We have a $55.30 price estimate for BP which is at a handsome 45% premium over its current market price.
Will prices be affected?
Increasing oil prices have resulted in BP and other oil majors posting growth in revenues over the past few quarters despite falling oil production. The uprising in Libya was one of the primary reasons that oil prices crossed the $100 /bbl earlier this year, prompting the OECD to release emergency stockpiles to bring the situation under control. BP saw its oil output fall 11% because of divestments and output declines in the Gulf of Mexico in Q2 2011 but continued to show higher revenues benefiting from the high prices. (See: A Banged up BP is Still Worth $55) However with the Libyan situation finally showing signs of concluding, oil prices, which have already fallen from their April highs on the growing fears of recession, are expected to show some decline. Brent crude fell by around 1.3% with the developments in Libya this week. 
Analysts do not expect the Libyan production to ramp up any time soon. Some estimate that output will be restored only in 2013, which means that oil prices may not recede as quickly as some estimate. 
Just what the doctor ordered for BP

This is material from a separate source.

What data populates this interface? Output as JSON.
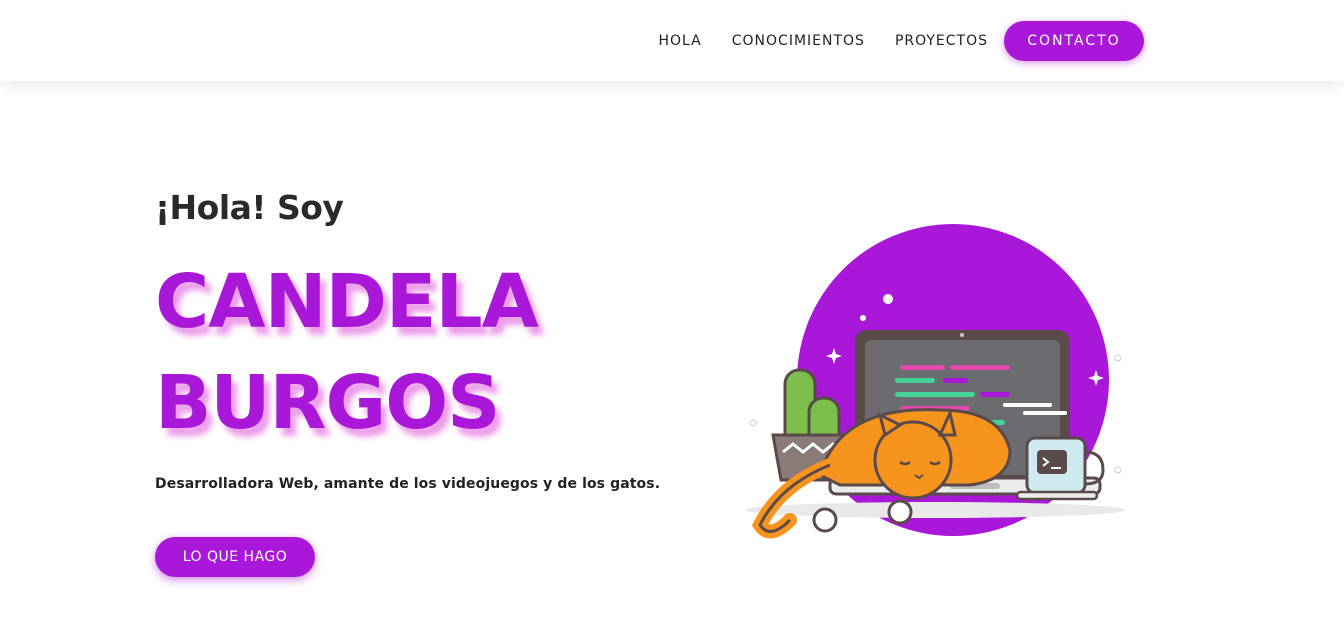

Adjusted for divestments, BP saw its output fall by 7% in the previous quarter. Oil fields back at home in the North Sea are seeing strong decline and new taxation laws introduced the government have made drilling in the region less enticing. BP entered into an accord with the Libyan government in 2007 to drill in the Gulf of Sirte and in onshore sites in Ghadames in the country and was to proceed with the drilling when its plans were disrupted by the political unrest following which it evacuated its expatriate staff. Resumption of activity in Libya may help the company revive its sagging production to counter the effects of lower oil prices in the long term.
- Gadhafi’s Regime Crumbles As Rebels Storm Tripoli: Don’t Expect Oil Production Back Any Time Soon, Forbes

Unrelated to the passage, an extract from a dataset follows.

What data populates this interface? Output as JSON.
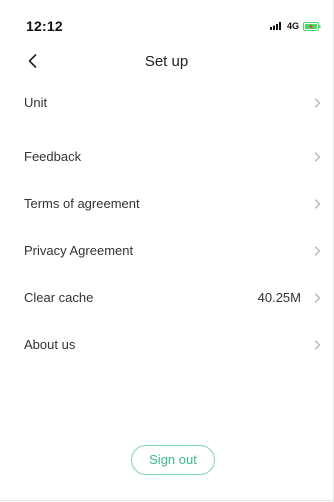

- BP to resume Libya operations ‘when conditions allow’, AFP
Disclosure: No positions